- _What to work on_: Lines holding the string "bold" are the ones to copy from this listing.

- _Provided data_:

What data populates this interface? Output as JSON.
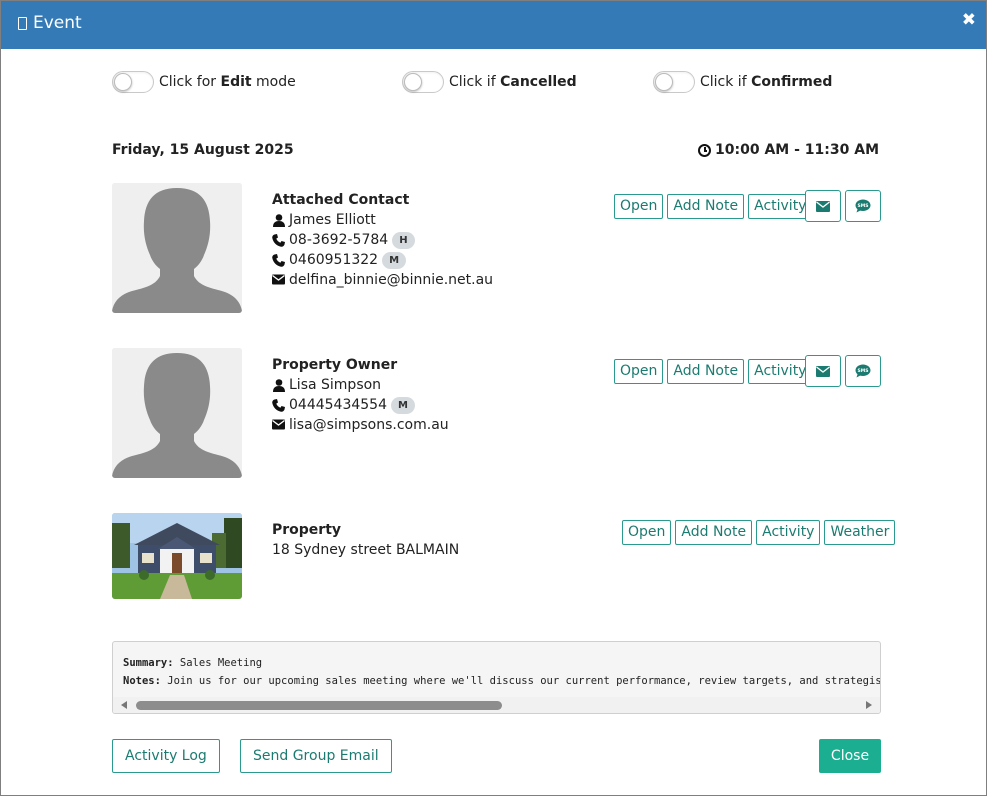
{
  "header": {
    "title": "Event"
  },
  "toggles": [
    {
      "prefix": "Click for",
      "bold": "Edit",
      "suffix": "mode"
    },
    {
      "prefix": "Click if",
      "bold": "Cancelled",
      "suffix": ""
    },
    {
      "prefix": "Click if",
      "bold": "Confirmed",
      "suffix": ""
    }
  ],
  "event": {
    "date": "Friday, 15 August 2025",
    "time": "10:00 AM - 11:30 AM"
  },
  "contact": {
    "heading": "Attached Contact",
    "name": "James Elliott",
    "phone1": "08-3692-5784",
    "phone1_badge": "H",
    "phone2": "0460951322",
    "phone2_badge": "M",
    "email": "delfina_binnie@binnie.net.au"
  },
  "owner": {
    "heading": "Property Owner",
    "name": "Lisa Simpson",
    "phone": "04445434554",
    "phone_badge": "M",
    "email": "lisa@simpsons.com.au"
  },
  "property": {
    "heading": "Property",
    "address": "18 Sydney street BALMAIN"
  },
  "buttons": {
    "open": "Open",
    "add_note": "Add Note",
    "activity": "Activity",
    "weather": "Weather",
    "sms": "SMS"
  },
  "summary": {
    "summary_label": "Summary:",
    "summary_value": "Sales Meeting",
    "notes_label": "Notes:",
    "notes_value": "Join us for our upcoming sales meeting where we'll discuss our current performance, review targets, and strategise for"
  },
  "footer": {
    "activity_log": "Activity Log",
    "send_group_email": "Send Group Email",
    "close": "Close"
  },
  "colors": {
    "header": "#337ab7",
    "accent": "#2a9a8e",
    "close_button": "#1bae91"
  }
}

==

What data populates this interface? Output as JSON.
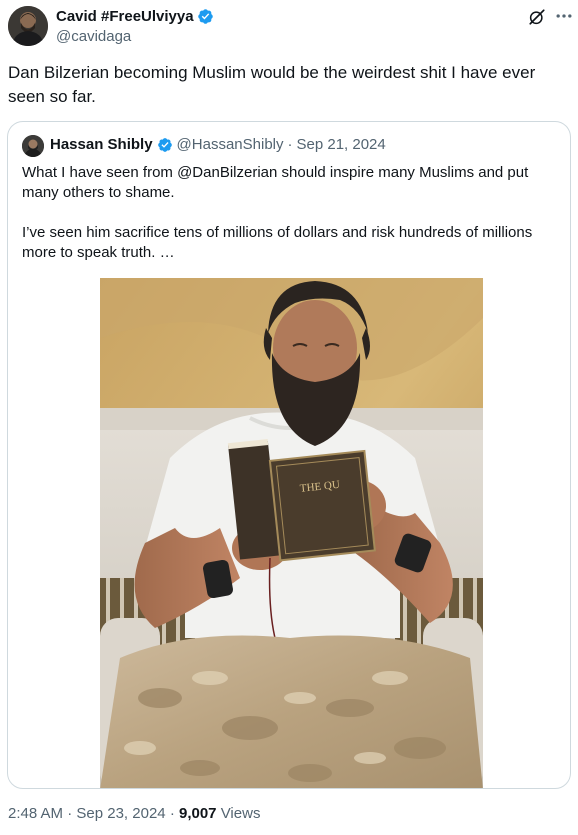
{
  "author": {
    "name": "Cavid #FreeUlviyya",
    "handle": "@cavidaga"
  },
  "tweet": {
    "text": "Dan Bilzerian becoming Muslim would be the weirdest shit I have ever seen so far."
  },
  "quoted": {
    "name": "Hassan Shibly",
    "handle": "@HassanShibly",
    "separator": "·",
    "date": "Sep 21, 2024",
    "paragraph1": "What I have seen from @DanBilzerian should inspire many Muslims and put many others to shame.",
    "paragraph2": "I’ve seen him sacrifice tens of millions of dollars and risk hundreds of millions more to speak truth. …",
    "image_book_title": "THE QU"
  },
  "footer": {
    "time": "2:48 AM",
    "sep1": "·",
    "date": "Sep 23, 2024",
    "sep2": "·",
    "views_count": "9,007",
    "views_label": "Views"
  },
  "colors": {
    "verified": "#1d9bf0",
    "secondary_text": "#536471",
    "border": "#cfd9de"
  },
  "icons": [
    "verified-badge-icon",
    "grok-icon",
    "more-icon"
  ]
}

- _Solution for this task_:
      "bold": "Edit",
      "bold": "Cancelled",
      "bold": "Confirmed",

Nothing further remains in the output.